CO2 emissions will become more and more expensive, which makes efficient operation much more important. Electric motors consume 70 percent of the overall energy used in industry – and that represents an enormous energy-saving potential. The latest electric motors and converters enable users to optimize their processes and access new dimensions of efficiency.
With efficiency of over 96 percent, Simotics IE4 and IE5 motors are already very energy-efficient, and so they’re optimally designed for use on the grid. Using motors in the very high efficiency classes IE4 or even IE5 makes savings of electrical energy up to six percent possible. Energy savings of up to 30 percent can be achieved, and in some cases even more, by using perfectly matched motor and converter systems for the variable-speed operation of pumps, fans, and compressors. However, the real key to greater energy efficiency lies in the overall system. Savings of up to 60 percent can be realized in the system network through the interaction of all the individual measures: from more efficient motors with variable-speed control and digital system components and tools to the use of electrically buffered energy in the motor network.
Digitalization will therefore be making a strong contribution to increasing the energy efficiency of motor-driven applications. There’s now a new feature for the established Analyze MyDrives Edge application – which makes the energy consumption of the entire drive system transparent – that calculates all data with no need for additional sensors and special measuring devices. The app shows users how efficiently the drive is running, the energy consumption and operating costs, and the carbon footprint that the drive leaves behind. Drive settings can now be optimized even more to meet customer requirements.
Efficient use of energy

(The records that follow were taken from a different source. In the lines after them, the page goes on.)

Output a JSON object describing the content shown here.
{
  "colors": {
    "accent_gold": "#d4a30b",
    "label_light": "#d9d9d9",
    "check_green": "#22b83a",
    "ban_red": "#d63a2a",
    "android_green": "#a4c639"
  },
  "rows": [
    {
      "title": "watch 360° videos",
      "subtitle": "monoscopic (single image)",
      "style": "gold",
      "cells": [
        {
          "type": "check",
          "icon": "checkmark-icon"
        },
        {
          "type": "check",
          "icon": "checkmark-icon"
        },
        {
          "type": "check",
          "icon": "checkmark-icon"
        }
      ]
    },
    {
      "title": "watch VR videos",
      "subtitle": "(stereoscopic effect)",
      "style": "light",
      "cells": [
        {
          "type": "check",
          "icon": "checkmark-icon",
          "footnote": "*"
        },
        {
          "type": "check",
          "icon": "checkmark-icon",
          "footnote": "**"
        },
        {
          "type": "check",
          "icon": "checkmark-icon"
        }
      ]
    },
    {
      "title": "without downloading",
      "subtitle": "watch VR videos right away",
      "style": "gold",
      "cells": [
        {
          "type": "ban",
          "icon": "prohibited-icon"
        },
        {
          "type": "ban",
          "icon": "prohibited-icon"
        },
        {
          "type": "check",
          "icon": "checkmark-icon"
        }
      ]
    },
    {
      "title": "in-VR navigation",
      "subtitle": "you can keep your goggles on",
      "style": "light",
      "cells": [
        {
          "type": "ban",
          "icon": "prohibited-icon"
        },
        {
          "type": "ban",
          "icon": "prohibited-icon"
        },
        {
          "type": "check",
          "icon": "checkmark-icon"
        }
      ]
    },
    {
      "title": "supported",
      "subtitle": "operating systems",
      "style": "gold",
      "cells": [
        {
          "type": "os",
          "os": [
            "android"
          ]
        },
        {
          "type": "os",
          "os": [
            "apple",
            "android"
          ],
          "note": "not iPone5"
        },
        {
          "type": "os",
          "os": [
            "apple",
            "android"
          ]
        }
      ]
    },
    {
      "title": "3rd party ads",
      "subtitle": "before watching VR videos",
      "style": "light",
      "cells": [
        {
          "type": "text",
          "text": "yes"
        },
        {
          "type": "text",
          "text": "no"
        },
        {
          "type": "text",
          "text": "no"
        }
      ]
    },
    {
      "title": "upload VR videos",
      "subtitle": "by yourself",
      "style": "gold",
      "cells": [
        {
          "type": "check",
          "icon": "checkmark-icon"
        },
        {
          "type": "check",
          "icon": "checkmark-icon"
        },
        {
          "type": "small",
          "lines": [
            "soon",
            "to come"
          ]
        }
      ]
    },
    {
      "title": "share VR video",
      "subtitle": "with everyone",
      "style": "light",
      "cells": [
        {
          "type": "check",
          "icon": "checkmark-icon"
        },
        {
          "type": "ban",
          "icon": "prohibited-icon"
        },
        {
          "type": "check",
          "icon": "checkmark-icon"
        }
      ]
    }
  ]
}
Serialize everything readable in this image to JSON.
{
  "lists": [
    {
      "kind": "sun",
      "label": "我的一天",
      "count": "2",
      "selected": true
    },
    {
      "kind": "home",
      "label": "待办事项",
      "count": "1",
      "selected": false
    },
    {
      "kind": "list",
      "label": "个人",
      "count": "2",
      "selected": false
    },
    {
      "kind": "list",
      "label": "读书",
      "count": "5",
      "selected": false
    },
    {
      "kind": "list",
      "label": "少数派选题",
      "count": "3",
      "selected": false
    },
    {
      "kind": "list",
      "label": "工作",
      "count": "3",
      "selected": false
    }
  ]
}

In terms of hardware, Siemens has launched the Sinamics DCP 250 kW, a compact DC-DC converter that’s available immediately. This means that a total of three compact DC-DC converters are available for connecting batteries or ultracapacitors to industrial drive systems. With output voltages of up to 1,200 V, Sinamics DCP 250 kW meets the high requirements in the automotive industry and is ideally suited for use in test benches for electric vehicles. DC controllers offer additional energy-efficiency advantages: in the system network, energy storage devices like batteries can be used to smooth the load absorption from the grid. In particular, this eliminates peak loads. Braking energy can also be made available in the DC system. With an appropriate system design, DC controllers require fewer conversion steps. Another advantage is the simplified infeed from renewable energy sources like photovoltaics.